These two propositions do not, in themselves, create a coherent Indo-Pacific strategic system. But they do suggest that the idea of the Asia-Pacific needs to adapt to accommodate them. In this sense, the idea of the Indo-Pacific is best understood as an evolution of Australia's Asia-Pacific bearings, not a rejection of the Asia-Pacific. It does not, for example, treat the Indian and Pacific oceans as a single strategic system.

Nor does it seek to bring all of South Asia into the old Asia-Pacific strategic system. For now the Indo side of the Indo-Pacific is really just India and it is more about bringing India to the Asia-Pacific than stretching the footprint of Australia's primary strategic focus all the way to the western reaches of the Indian Ocean. Over time, more structure and integration may evolve in the Indian Ocean such that it might become a coherent strategic system akin to its counterpart in the western Pacific. But that is a long way off, so for the foreseeable future when we think about the Indo-Pacific we are thinking of an Asia-Pacific which finds room to accommodate India as a strategic player, and an India whose strategic and economic interests will increasingly draw her into acting as such a player.

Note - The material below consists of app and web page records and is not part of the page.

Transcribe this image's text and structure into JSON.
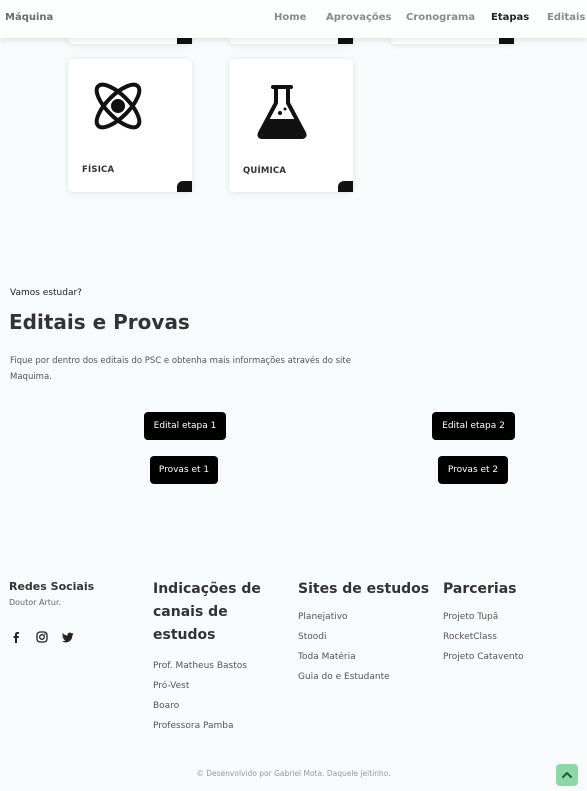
{
  "navbar": {
    "brand": "Máquina",
    "links": [
      "Home",
      "Aprovações",
      "Cronograma",
      "Etapas",
      "Editais"
    ],
    "active": "Etapas"
  },
  "subjects": {
    "cards": [
      {
        "label": "FÍSICA",
        "icon": "atom-icon"
      },
      {
        "label": "QUÍMICA",
        "icon": "flask-icon"
      }
    ]
  },
  "editais": {
    "eyebrow": "Vamos estudar?",
    "title": "Editais e Provas",
    "description": "Fique por dentro dos editais do PSC e obtenha mais informações através do site Maquima.",
    "buttons": {
      "edital1": "Edital etapa 1",
      "edital2": "Edital etapa 2",
      "provas1": "Provas et 1",
      "provas2": "Provas et 2"
    }
  },
  "footer": {
    "social": {
      "title": "Redes Sociais",
      "subtitle": "Doutor Artur.",
      "icons": [
        "facebook-icon",
        "instagram-icon",
        "twitter-icon"
      ]
    },
    "channels": {
      "title": "Indicações de canais de estudos",
      "items": [
        "Prof. Matheus Bastos",
        "Pró-Vest",
        "Boaro",
        "Professora Pamba"
      ]
    },
    "sites": {
      "title": "Sites de estudos",
      "items": [
        "Planejativo",
        "Stoodi",
        "Toda Matéria",
        "Guia do e Estudante"
      ]
    },
    "partners": {
      "title": "Parcerias",
      "items": [
        "Projeto Tupã",
        "RocketClass",
        "Projeto Catavento"
      ]
    },
    "copyright": "© Desenvolvido por Gabriel Mota. Daquele jeitinho."
  },
  "colors": {
    "background": "#f8fbfb",
    "button": "#000000",
    "scroll_top": "#8fd6a6"
  }
}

The Indian Ocean provides a meeting point for Australian and Indian interests. It extends the scope of our growing strategic congruence. India has always seen itself as an Indian Ocean power whereas Australia has traditionally placed a greater emphasis on the Pacific as the ultimate arbiter of our strategic stability.